#### PROBLEM REQUIREMENTS
Filter the listing below, keeping every line that holds "CINEMA".

#### SUPPLIED INFORMATION

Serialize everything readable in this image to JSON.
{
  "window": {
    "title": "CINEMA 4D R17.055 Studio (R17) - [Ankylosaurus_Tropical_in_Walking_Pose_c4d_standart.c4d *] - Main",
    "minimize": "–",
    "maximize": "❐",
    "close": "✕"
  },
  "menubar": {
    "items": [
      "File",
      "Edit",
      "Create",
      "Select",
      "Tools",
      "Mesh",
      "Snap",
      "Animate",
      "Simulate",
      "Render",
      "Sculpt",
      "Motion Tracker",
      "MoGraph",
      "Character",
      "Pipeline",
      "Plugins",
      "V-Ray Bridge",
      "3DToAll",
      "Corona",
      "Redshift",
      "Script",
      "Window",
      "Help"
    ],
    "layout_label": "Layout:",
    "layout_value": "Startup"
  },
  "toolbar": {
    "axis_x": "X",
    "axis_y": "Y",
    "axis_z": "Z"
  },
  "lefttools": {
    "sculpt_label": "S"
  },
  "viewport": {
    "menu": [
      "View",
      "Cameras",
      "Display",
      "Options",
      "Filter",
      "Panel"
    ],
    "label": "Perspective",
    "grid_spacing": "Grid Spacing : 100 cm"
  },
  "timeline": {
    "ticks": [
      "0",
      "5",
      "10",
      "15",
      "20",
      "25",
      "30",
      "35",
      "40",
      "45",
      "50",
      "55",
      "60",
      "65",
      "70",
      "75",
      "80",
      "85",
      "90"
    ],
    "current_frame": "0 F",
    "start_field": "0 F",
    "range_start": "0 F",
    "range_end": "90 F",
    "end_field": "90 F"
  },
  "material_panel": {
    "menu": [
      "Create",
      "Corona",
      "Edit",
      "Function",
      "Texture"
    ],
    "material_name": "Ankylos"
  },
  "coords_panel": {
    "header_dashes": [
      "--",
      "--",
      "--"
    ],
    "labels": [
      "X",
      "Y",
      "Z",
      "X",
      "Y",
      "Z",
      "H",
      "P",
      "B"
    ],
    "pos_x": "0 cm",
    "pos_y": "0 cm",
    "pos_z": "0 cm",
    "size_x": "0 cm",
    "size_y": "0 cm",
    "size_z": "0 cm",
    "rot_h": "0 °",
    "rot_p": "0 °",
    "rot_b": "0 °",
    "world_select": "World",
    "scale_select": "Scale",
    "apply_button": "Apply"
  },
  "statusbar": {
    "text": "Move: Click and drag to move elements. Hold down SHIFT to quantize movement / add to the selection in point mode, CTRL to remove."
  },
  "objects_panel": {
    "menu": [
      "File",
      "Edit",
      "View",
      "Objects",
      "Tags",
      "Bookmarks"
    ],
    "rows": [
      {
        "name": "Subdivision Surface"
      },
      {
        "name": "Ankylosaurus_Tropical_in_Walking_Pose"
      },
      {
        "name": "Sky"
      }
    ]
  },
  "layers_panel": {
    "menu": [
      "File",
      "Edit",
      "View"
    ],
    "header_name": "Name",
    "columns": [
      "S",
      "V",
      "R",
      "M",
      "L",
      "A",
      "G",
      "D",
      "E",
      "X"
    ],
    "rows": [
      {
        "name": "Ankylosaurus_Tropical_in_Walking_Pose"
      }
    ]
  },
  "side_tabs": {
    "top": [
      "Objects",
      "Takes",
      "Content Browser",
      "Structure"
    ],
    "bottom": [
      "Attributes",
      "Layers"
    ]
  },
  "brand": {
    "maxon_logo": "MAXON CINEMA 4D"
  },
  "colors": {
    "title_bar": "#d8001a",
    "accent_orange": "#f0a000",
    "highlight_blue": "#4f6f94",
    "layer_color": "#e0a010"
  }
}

#### YOUR SOLUTION
    "title": "CINEMA 4D R17.055 Studio (R17) - [Ankylosaurus_Tropical_in_Walking_Pose_c4d_standart.c4d *] - Main",
    "maxon_logo": "MAXON CINEMA 4D"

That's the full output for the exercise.